(Source records)
>>>

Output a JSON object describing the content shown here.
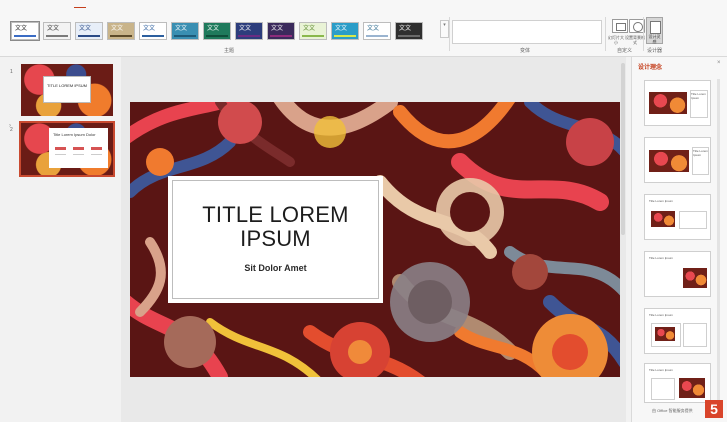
{
  "ribbon": {
    "tabs": [
      "",
      "",
      "",
      "",
      "",
      "",
      "",
      "",
      "",
      "",
      ""
    ],
    "groups": {
      "themes": "主题",
      "variants": "变体",
      "customize": "自定义",
      "designer": "设计器"
    },
    "theme_thumbs": [
      {
        "text": "文文",
        "bg": "#ffffff",
        "fg": "#222222",
        "bar": "#3b6cc4"
      },
      {
        "text": "文文",
        "bg": "#f3f3f3",
        "fg": "#333333",
        "bar": "#7a7a7a"
      },
      {
        "text": "文文",
        "bg": "#e7eef8",
        "fg": "#2a4a86",
        "bar": "#2a4a86"
      },
      {
        "text": "文文",
        "bg": "#c9b48a",
        "fg": "#ffffff",
        "bar": "#5c4a2a"
      },
      {
        "text": "文文",
        "bg": "#ffffff",
        "fg": "#2c5f9e",
        "bar": "#2c5f9e"
      },
      {
        "text": "文文",
        "bg": "#3a8fb2",
        "fg": "#ffffff",
        "bar": "#1e5a78"
      },
      {
        "text": "文文",
        "bg": "#1f7a5c",
        "fg": "#ffffff",
        "bar": "#0f4e3a"
      },
      {
        "text": "文文",
        "bg": "#2c3d7c",
        "fg": "#ffffff",
        "bar": "#6a2c82"
      },
      {
        "text": "文文",
        "bg": "#3b2a5c",
        "fg": "#ffffff",
        "bar": "#8e2c7b"
      },
      {
        "text": "文文",
        "bg": "#e9f3d6",
        "fg": "#5a8a2a",
        "bar": "#8ab84c"
      },
      {
        "text": "文文",
        "bg": "#2a9dc8",
        "fg": "#ffffff",
        "bar": "#d6e84a"
      },
      {
        "text": "文文",
        "bg": "#ffffff",
        "fg": "#2a6a8e",
        "bar": "#9ab4d0"
      },
      {
        "text": "文文",
        "bg": "#2f2f2f",
        "fg": "#ffffff",
        "bar": "#6a6a6a"
      }
    ],
    "customize_buttons": [
      "幻灯片大小",
      "设置背景格式"
    ],
    "designer_button": "设计灵感"
  },
  "thumbnails": [
    {
      "num": "1",
      "title": "TITLE LOREM IPSUM"
    },
    {
      "num": "2",
      "title": "Title Lorem Ipsum Dolor"
    }
  ],
  "slide": {
    "title": "TITLE LOREM\nIPSUM",
    "subtitle": "Sit Dolor Amet"
  },
  "design_ideas": {
    "title": "设计理念",
    "close": "×",
    "items": [
      {
        "label": "",
        "caption": "Title Lorem Ipsum"
      },
      {
        "label": "",
        "caption": "Title Lorem Ipsum"
      },
      {
        "label": "Title Lorem Ipsum",
        "caption": ""
      },
      {
        "label": "Title Lorem Ipsum",
        "caption": ""
      },
      {
        "label": "Title Lorem Ipsum",
        "caption": ""
      },
      {
        "label": "Title Lorem Ipsum",
        "caption": ""
      }
    ],
    "footer": "由 Office 智能服务提供"
  },
  "step_badge": "5"
}
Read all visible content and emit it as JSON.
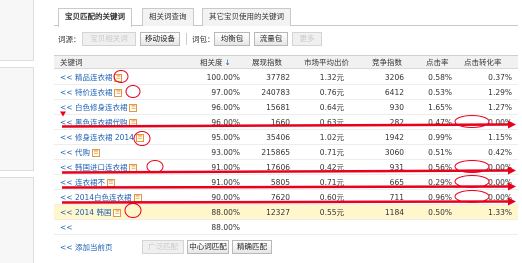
{
  "tabs": [
    {
      "label": "宝贝匹配的关键词",
      "active": true
    },
    {
      "label": "相关词查询",
      "active": false
    },
    {
      "label": "其它宝贝使用的关键词",
      "active": false
    }
  ],
  "source_bar": {
    "label": "词源：",
    "btn_disabled_1": "宝贝相关词",
    "btn_add_device": "移动设备",
    "package_label": "词包：",
    "btn_balanced": "均衡包",
    "btn_traffic": "流量包",
    "btn_disabled_2": "更多"
  },
  "table": {
    "headers": {
      "keyword": "关键词",
      "relevance": "相关度",
      "impressions": "展现指数",
      "avg_bid": "市场平均出价",
      "competition": "竞争指数",
      "ctr": "点击率",
      "cvr": "点击转化率"
    },
    "sort_icon": "arrow-down-icon",
    "badge_text": "☰",
    "rows": [
      {
        "arrow": "<<",
        "keyword": "精品连衣裙",
        "relevance": "100.00%",
        "impressions": "37782",
        "avg_bid": "1.32元",
        "competition": "3206",
        "ctr": "0.58%",
        "cvr": "0.37%"
      },
      {
        "arrow": "<<",
        "keyword": "特价连衣裙",
        "relevance": "97.00%",
        "impressions": "240783",
        "avg_bid": "0.76元",
        "competition": "6412",
        "ctr": "0.53%",
        "cvr": "1.29%"
      },
      {
        "arrow": "<<",
        "keyword": "白色修身连衣裙",
        "relevance": "96.00%",
        "impressions": "15681",
        "avg_bid": "0.64元",
        "competition": "930",
        "ctr": "1.65%",
        "cvr": "1.27%"
      },
      {
        "arrow": "<<",
        "keyword": "黑色连衣裙代购",
        "relevance": "96.00%",
        "impressions": "1660",
        "avg_bid": "0.63元",
        "competition": "282",
        "ctr": "0.47%",
        "cvr": "0.00%"
      },
      {
        "arrow": "<<",
        "keyword": "修身连衣裙 2014",
        "relevance": "95.00%",
        "impressions": "35406",
        "avg_bid": "1.02元",
        "competition": "1942",
        "ctr": "0.99%",
        "cvr": "1.15%"
      },
      {
        "arrow": "<<",
        "keyword": "代购",
        "relevance": "93.00%",
        "impressions": "215865",
        "avg_bid": "0.71元",
        "competition": "3060",
        "ctr": "0.51%",
        "cvr": "0.42%"
      },
      {
        "arrow": "<<",
        "keyword": "韩国进口连衣裙",
        "relevance": "91.00%",
        "impressions": "17606",
        "avg_bid": "0.42元",
        "competition": "931",
        "ctr": "0.56%",
        "cvr": "0.00%"
      },
      {
        "arrow": "<<",
        "keyword": "连衣裙不",
        "relevance": "91.00%",
        "impressions": "5805",
        "avg_bid": "0.71元",
        "competition": "665",
        "ctr": "0.29%",
        "cvr": "0.00%"
      },
      {
        "arrow": "<<",
        "keyword": "2014白色连衣裙",
        "relevance": "90.00%",
        "impressions": "7620",
        "avg_bid": "0.60元",
        "competition": "711",
        "ctr": "0.96%",
        "cvr": "0.00%"
      },
      {
        "arrow": "<<",
        "keyword": "2014 韩国",
        "relevance": "88.00%",
        "impressions": "12327",
        "avg_bid": "0.55元",
        "competition": "1184",
        "ctr": "0.50%",
        "cvr": "1.33%"
      },
      {
        "arrow": "<<",
        "keyword": "",
        "relevance": "88.00%",
        "impressions": "",
        "avg_bid": "",
        "competition": "",
        "ctr": "",
        "cvr": ""
      }
    ]
  },
  "footer": {
    "add_current_page": "<< 添加当前页",
    "btn_disabled": "广泛匹配",
    "btn_center": "中心词匹配",
    "btn_exact": "精确匹配"
  },
  "annotations": {
    "ink_color": "#e8001c"
  }
}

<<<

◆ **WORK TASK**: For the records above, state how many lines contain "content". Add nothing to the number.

◆ **TASK RESPONSE**: 2